It is settled law that evidence of a complaint by the victim of a sexual offence is admissible when it is made to a third person. Any information to the identity of her assailant to the third person is admissible evidence.
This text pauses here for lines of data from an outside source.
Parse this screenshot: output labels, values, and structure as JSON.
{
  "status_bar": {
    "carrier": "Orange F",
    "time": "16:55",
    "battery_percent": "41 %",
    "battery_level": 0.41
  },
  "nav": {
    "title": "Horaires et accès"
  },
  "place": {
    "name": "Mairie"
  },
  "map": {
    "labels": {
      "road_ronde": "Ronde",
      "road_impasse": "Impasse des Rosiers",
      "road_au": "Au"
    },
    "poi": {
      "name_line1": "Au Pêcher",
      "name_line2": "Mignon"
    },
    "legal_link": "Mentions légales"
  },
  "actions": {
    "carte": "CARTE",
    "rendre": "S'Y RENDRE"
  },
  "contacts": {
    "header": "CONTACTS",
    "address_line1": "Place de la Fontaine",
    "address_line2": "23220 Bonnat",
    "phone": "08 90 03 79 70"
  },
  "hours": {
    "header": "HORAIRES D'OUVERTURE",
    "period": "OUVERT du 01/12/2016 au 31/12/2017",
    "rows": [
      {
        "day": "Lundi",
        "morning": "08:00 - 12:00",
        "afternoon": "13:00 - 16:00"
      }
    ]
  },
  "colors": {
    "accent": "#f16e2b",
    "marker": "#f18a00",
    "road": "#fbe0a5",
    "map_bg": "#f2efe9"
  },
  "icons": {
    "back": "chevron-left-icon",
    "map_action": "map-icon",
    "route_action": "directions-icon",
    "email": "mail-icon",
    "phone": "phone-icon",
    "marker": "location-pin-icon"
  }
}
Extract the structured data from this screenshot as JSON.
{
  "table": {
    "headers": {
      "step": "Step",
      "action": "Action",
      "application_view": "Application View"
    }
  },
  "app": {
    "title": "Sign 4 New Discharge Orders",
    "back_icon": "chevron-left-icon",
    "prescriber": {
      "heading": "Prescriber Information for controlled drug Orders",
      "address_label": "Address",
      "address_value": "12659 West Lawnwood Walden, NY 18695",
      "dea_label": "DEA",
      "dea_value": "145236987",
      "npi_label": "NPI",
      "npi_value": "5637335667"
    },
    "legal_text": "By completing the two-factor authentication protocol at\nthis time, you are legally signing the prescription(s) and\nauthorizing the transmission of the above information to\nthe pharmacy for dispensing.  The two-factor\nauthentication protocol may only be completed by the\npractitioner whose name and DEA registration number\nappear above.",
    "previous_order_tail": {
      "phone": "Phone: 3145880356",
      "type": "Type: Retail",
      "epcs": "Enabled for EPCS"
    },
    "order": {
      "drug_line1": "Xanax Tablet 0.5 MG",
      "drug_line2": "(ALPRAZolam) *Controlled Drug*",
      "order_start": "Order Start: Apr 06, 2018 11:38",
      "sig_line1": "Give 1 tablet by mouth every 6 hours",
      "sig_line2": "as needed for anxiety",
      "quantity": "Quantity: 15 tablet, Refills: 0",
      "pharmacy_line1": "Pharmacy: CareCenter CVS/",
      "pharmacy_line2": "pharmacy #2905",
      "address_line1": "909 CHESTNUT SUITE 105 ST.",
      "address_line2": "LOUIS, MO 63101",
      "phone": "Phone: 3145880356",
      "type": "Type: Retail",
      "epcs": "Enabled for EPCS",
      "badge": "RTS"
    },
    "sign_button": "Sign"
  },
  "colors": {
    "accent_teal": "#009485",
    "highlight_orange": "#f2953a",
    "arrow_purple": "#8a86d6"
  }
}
See Patrick Akol vs Uganda (sc) Criminal Appeal No. 23 of 1992, Badru Mwindu vs Uganda, Court of Appeal No 11 of 1997.
All the above evidence which is on record and was, in our considered opinion, properly analyzed by the learned trial judge, placed the appellant at the scene of crime thus effectively destroying his alibi.
It also supports the appellants correct identification as it shows there were favourable conditions for his proper and correct identification by the prosecutrix and P.W.3. The dark moonless night notwithstanding, it left no room for any mistake.
On the question of the alleged bias of the learned trial judge against the appellant, we find no credible evidence on record to support the contention and we reject the same.
Courts of law act on credible evidence adduced before them and do not indulge in conjecture, speculation, attractive reasoning or
See Okala vs Republic 1965 EA 555, and Kanalusasi vs Uganda [1998-1990] HCB 10,
We have considered the appellant’s defence of a grudge between him and the prosecutrix and found it un sustainable and a deliberate lie concocted by him in his attempt to pervert the course of justice in the case against him. There is evidence on record to show that even the appellant himself did not believe it. He had this to say during cross-examination.
“I did not mind when Jennifer did not pay me my rent in kind. I was happy. There was no any other grudge. I had no grudge with them………”
We, therefore, reject and dismiss that defence.
Justice of Appeal
In the final result, we find in the negative on both grounds 1 and 2 of the appeal.
We dismiss the appeal for want of any merit.
We uphold both the trial court’s conviction of the appellant and the sentence it imposed on him.
Dated at Mbarara this…24th…..day of…November…2010
Justice of Appeal
M.S. Arach Amoko
Justice of Appeal